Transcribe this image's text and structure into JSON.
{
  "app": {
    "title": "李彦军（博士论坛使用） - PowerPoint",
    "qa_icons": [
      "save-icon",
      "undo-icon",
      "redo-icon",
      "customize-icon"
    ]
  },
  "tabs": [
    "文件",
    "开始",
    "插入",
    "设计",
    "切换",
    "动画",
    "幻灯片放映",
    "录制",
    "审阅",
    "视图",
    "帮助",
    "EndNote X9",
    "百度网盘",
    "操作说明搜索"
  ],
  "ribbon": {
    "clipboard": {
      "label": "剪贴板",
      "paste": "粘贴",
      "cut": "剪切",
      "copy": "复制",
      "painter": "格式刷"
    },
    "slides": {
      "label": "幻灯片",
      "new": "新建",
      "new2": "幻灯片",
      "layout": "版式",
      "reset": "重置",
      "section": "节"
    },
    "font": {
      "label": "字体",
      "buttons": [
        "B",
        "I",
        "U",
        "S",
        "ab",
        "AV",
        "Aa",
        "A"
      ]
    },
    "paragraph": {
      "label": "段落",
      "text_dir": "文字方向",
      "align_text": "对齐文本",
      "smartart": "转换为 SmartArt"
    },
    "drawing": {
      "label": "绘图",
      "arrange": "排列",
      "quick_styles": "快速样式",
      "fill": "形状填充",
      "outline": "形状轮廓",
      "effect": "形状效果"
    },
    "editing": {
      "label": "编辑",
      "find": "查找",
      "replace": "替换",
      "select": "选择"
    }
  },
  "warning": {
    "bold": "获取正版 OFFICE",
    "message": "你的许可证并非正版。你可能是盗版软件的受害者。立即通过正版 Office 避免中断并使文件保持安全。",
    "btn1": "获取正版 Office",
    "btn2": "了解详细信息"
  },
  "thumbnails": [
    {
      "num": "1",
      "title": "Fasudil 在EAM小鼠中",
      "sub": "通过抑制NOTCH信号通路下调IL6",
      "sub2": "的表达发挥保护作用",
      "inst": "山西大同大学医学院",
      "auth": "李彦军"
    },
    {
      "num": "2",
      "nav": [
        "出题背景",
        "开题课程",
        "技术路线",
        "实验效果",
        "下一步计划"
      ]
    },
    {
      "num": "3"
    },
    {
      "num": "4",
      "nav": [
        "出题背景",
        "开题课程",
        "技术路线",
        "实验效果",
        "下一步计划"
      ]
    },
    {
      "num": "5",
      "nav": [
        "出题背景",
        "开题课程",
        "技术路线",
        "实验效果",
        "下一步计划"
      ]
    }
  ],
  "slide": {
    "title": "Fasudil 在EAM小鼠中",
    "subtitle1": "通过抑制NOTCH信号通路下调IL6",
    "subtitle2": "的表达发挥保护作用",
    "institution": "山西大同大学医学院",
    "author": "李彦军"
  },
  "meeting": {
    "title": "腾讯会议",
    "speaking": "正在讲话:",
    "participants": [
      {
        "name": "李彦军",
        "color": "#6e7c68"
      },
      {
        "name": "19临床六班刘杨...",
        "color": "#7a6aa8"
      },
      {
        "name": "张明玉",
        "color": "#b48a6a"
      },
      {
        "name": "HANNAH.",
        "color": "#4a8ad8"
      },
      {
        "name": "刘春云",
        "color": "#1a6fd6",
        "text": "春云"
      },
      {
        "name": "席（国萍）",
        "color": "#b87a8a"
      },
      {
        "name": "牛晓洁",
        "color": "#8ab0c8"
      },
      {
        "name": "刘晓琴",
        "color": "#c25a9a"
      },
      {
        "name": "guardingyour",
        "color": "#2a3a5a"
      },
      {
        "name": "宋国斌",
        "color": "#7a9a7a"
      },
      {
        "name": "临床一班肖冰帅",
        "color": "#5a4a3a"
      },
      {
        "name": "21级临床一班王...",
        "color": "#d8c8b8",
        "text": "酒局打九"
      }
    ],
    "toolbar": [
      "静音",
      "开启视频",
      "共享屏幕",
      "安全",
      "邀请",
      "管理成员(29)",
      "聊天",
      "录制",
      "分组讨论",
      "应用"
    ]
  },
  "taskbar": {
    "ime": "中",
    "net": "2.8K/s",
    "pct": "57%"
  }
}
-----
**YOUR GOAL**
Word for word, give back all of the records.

**RESULT**
Transcribe this image's text and structure into JSON.
{
  "app": {
    "title": "李彦军（博士论坛使用） - PowerPoint",
    "qa_icons": [
      "save-icon",
      "undo-icon",
      "redo-icon",
      "customize-icon"
    ]
  },
  "tabs": [
    "文件",
    "开始",
    "插入",
    "设计",
    "切换",
    "动画",
    "幻灯片放映",
    "录制",
    "审阅",
    "视图",
    "帮助",
    "EndNote X9",
    "百度网盘",
    "操作说明搜索"
  ],
  "ribbon": {
    "clipboard": {
      "label": "剪贴板",
      "paste": "粘贴",
      "cut": "剪切",
      "copy": "复制",
      "painter": "格式刷"
    },
    "slides": {
      "label": "幻灯片",
      "new": "新建",
      "new2": "幻灯片",
      "layout": "版式",
      "reset": "重置",
      "section": "节"
    },
    "font": {
      "label": "字体",
      "buttons": [
        "B",
        "I",
        "U",
        "S",
        "ab",
        "AV",
        "Aa",
        "A"
      ]
    },
    "paragraph": {
      "label": "段落",
      "text_dir": "文字方向",
      "align_text": "对齐文本",
      "smartart": "转换为 SmartArt"
    },
    "drawing": {
      "label": "绘图",
      "arrange": "排列",
      "quick_styles": "快速样式",
      "fill": "形状填充",
      "outline": "形状轮廓",
      "effect": "形状效果"
    },
    "editing": {
      "label": "编辑",
      "find": "查找",
      "replace": "替换",
      "select": "选择"
    }
  },
  "warning": {
    "bold": "获取正版 OFFICE",
    "message": "你的许可证并非正版。你可能是盗版软件的受害者。立即通过正版 Office 避免中断并使文件保持安全。",
    "btn1": "获取正版 Office",
    "btn2": "了解详细信息"
  },
  "thumbnails": [
    {
      "num": "1",
      "title": "Fasudil 在EAM小鼠中",
      "sub": "通过抑制NOTCH信号通路下调IL6",
      "sub2": "的表达发挥保护作用",
      "inst": "山西大同大学医学院",
      "auth": "李彦军"
    },
    {
      "num": "2",
      "nav": [
        "出题背景",
        "开题课程",
        "技术路线",
        "实验效果",
        "下一步计划"
      ]
    },
    {
      "num": "3"
    },
    {
      "num": "4",
      "nav": [
        "出题背景",
        "开题课程",
        "技术路线",
        "实验效果",
        "下一步计划"
      ]
    },
    {
      "num": "5",
      "nav": [
        "出题背景",
        "开题课程",
        "技术路线",
        "实验效果",
        "下一步计划"
      ]
    }
  ],
  "slide": {
    "title": "Fasudil 在EAM小鼠中",
    "subtitle1": "通过抑制NOTCH信号通路下调IL6",
    "subtitle2": "的表达发挥保护作用",
    "institution": "山西大同大学医学院",
    "author": "李彦军"
  },
  "meeting": {
    "title": "腾讯会议",
    "speaking": "正在讲话:",
    "participants": [
      {
        "name": "李彦军",
        "color": "#6e7c68"
      },
      {
        "name": "19临床六班刘杨...",
        "color": "#7a6aa8"
      },
      {
        "name": "张明玉",
        "color": "#b48a6a"
      },
      {
        "name": "HANNAH.",
        "color": "#4a8ad8"
      },
      {
        "name": "刘春云",
        "color": "#1a6fd6",
        "text": "春云"
      },
      {
        "name": "席（国萍）",
        "color": "#b87a8a"
      },
      {
        "name": "牛晓洁",
        "color": "#8ab0c8"
      },
      {
        "name": "刘晓琴",
        "color": "#c25a9a"
      },
      {
        "name": "guardingyour",
        "color": "#2a3a5a"
      },
      {
        "name": "宋国斌",
        "color": "#7a9a7a"
      },
      {
        "name": "临床一班肖冰帅",
        "color": "#5a4a3a"
      },
      {
        "name": "21级临床一班王...",
        "color": "#d8c8b8",
        "text": "酒局打九"
      }
    ],
    "toolbar": [
      "静音",
      "开启视频",
      "共享屏幕",
      "安全",
      "邀请",
      "管理成员(29)",
      "聊天",
      "录制",
      "分组讨论",
      "应用"
    ]
  },
  "taskbar": {
    "ime": "中",
    "net": "2.8K/s",
    "pct": "57%"
  }
}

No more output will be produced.